Ghost in the Shell (2017)
In the near future, Major is the first of her kind: A human saved from a terrible crash, who is cyber-enhanced to be a perfect soldier devoted to stopping the world’s most dangerous criminals.
‘Ghost in the Shell’ is a science fiction movie set in the near future where the lines between human and robot are becoming increasingly blurred, as we follow a woman (Scarlett Johansson) who has her brain placed in a cyborg body after a serious accident. Shot in Hong Kong, its production design is incredible and the futuristic city is gloriously brought to life with numerous stylistic flourishes. Where the decaying dystopia in ‘Blade Runner’ remains the master of futuristic city design, ‘Ghost in the Shell’ pitches itself as a brighter and more colourful view of the future, albeit with similar underlying troubles. This film is based on a manga comic from the late 80s, and is the second adaptation of the material after an animated movie in 1995, and I thought it was both thought provoking and thoroughly entertaining.

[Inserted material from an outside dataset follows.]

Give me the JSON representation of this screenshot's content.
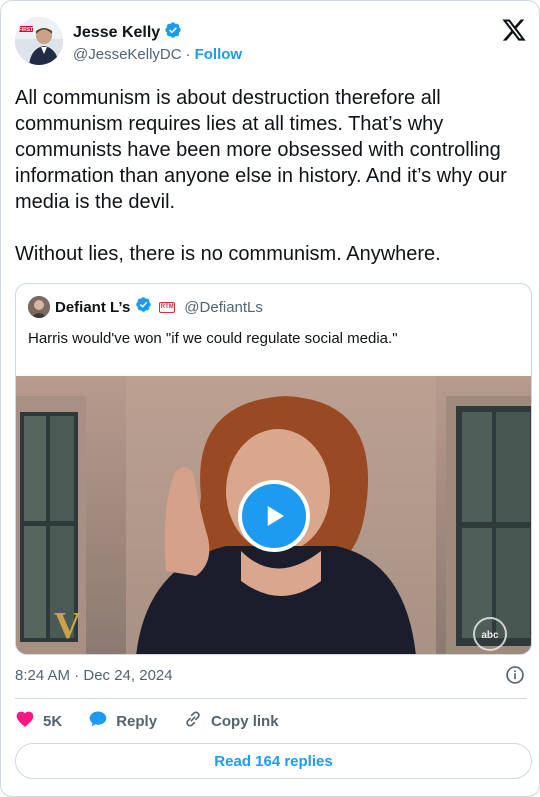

There was some criticism levelled at the casting of Scarlett Johansson in a role originally written for an Asian character, but controversy and logistics of getting a big budget blockbuster funded aside, her performance is magnetic and she makes for a compelling lead. Her character (Major Killian) is introduced as a super soldier, with the cyborg body allowing her to withstand all kinds of blows, but the human mind allows for more reasoned decision making, and the film initially doubles down on her (and the company she works for) attempting to track down a terrorist. As the film moves into a more thoughtful phase and Killian starts to consider the nature of her memories and her past, I thought it became a lot more interesting even if the writing isn’t as confident as it could be in delving into some weighty and complex themes.

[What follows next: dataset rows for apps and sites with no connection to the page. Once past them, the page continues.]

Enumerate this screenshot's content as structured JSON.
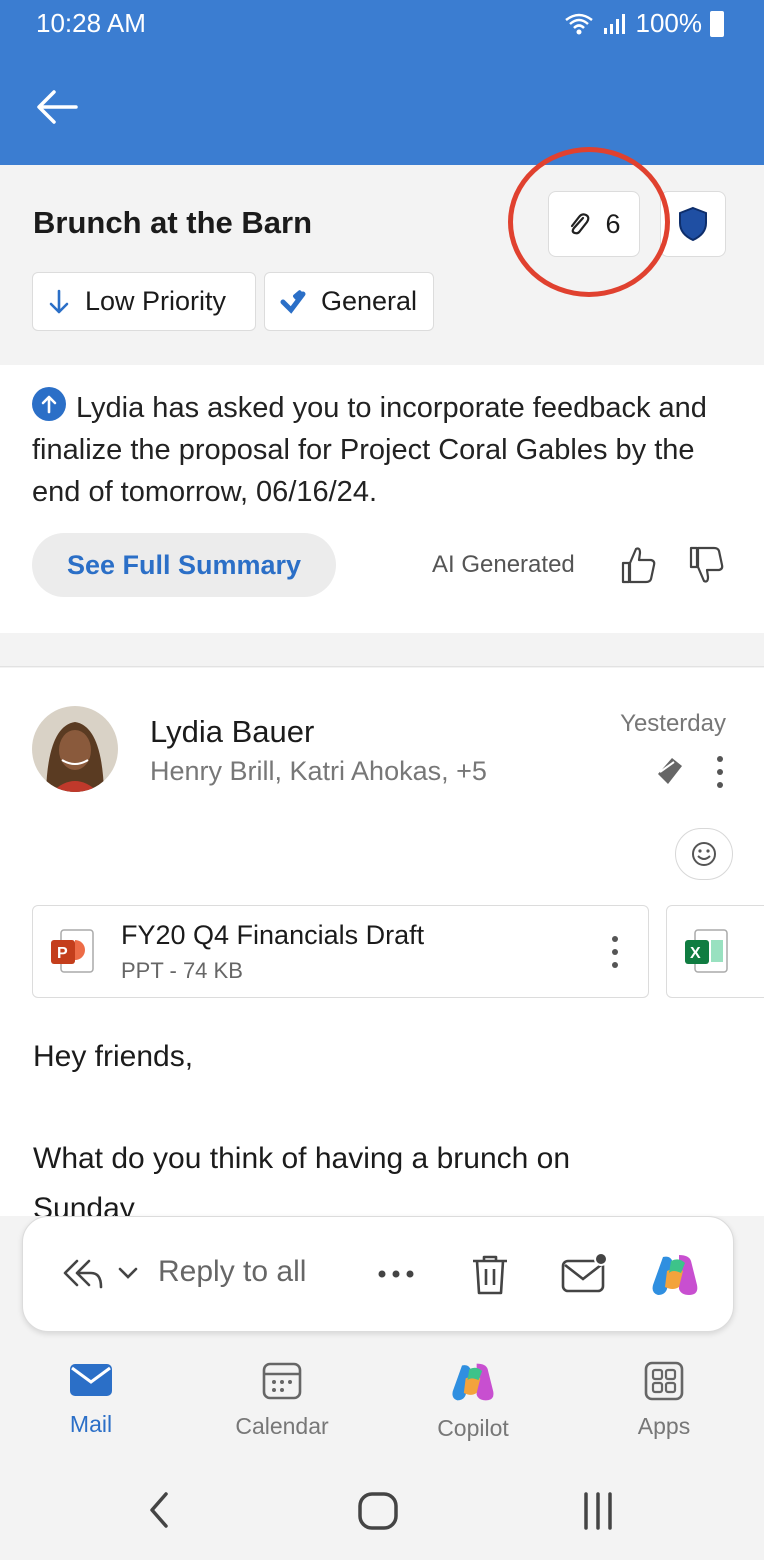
{
  "status_bar": {
    "time": "10:28 AM",
    "battery": "100%"
  },
  "email": {
    "subject": "Brunch at the Barn",
    "attachment_count": "6",
    "chips": [
      {
        "label": "Low Priority",
        "icon": "arrow-down-icon"
      },
      {
        "label": "General",
        "icon": "category-tag-icon"
      }
    ]
  },
  "summary": {
    "text": "Lydia has asked you to incorporate feedback and finalize the proposal for Project Coral Gables by the end of tomorrow, 06/16/24.",
    "button": "See Full Summary",
    "ai_label": "AI Generated"
  },
  "message": {
    "sender": "Lydia Bauer",
    "recipients": "Henry Brill, Katri Ahokas, +5",
    "timestamp": "Yesterday",
    "attachments": [
      {
        "name": "FY20 Q4 Financials Draft",
        "meta": "PPT - 74 KB",
        "icon": "powerpoint-icon"
      },
      {
        "name": "",
        "meta": "",
        "icon": "excel-icon"
      }
    ],
    "body_lines": [
      "Hey friends,",
      "What do you think of having a brunch on",
      "Sunday"
    ]
  },
  "reply_bar": {
    "label": "Reply to all"
  },
  "tabs": [
    {
      "label": "Mail",
      "active": true
    },
    {
      "label": "Calendar",
      "active": false
    },
    {
      "label": "Copilot",
      "active": false
    },
    {
      "label": "Apps",
      "active": false
    }
  ],
  "colors": {
    "brand": "#3b7dd1",
    "accent": "#2b6fc7",
    "highlight": "#e0412f"
  }
}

If the film falters a little when handling the material, it certainly doesn’t when it comes to the visuals and the world building. The world the characters inhabit feels lived in and real, gritty but colourful, and I thought the film did a good job of introducing a range of interesting characters who I’d happily have spent more time with. The group Killian works with are fun and have some great character moments (notably Takeshi Kitano’s chief, who gets the films best scene) and I was invested in their fates as they went up against the villains of the piece. ‘Ghost in the Shell’ isn’t a perfect sci-fi movie, but its inventive visuals and stunning cinematography compliment strong action and characterisation to overcome the less than smooth exploration of the themes at the heart of the source material, and I really enjoyed it.
Directed By: Rupert Sanders
Starring: Scarlett Johansson, Takeshi Kitano, Pilou Asbæk, Michael Pitt, Chin Han, Michael Wincott, Peter Ferdinando, Lasarus Ratuere and Juliette Binoche